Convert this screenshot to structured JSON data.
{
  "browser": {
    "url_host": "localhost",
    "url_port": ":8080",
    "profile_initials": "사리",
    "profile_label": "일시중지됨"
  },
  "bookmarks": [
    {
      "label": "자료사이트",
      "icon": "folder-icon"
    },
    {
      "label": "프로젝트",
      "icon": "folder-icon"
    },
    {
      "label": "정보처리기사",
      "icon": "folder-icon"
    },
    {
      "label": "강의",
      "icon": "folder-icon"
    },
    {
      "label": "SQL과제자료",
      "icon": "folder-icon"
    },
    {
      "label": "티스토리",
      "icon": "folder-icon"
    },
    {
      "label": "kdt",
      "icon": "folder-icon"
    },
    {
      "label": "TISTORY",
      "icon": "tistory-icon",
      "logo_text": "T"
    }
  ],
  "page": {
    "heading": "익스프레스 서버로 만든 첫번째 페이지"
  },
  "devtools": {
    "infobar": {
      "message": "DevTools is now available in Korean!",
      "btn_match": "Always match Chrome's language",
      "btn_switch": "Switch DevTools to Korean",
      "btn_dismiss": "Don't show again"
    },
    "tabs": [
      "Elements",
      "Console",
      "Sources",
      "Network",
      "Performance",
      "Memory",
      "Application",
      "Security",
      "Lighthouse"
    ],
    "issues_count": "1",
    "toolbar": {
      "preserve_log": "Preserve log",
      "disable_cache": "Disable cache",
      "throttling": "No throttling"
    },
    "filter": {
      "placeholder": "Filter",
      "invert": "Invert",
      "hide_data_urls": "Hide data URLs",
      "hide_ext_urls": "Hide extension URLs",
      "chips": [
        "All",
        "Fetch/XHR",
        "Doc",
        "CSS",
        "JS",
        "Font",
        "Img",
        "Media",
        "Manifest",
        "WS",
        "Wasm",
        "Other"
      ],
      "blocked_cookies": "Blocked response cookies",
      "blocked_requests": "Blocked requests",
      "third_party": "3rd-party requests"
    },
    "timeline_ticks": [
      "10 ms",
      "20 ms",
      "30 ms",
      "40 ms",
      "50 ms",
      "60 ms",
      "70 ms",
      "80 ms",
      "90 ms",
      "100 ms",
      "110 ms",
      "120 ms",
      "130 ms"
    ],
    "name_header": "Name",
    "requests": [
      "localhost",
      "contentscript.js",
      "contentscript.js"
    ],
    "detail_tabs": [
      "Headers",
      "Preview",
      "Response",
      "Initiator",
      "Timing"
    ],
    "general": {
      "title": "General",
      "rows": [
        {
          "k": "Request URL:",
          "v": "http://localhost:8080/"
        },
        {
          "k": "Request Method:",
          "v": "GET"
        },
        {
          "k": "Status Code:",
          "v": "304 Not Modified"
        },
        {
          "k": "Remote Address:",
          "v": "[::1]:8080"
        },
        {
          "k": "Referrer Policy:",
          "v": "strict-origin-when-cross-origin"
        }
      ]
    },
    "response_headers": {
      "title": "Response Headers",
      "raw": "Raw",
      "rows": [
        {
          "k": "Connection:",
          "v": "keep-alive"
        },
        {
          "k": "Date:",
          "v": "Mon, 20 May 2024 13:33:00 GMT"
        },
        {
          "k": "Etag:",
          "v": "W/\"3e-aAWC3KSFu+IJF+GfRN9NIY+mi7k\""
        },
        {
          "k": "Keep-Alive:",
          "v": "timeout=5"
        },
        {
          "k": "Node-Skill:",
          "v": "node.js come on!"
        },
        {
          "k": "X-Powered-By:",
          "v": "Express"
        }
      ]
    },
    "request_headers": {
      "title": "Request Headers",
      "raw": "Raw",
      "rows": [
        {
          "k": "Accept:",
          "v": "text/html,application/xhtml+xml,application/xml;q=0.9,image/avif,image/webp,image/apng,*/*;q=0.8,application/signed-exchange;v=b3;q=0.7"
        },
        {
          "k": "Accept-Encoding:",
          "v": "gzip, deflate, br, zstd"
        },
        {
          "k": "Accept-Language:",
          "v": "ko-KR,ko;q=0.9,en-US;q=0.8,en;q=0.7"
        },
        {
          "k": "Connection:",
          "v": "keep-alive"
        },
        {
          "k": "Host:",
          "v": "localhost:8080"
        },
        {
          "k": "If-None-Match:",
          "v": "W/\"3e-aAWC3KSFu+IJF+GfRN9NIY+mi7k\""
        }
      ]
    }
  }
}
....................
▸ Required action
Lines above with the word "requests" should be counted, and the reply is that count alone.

▸ Answer to this task
3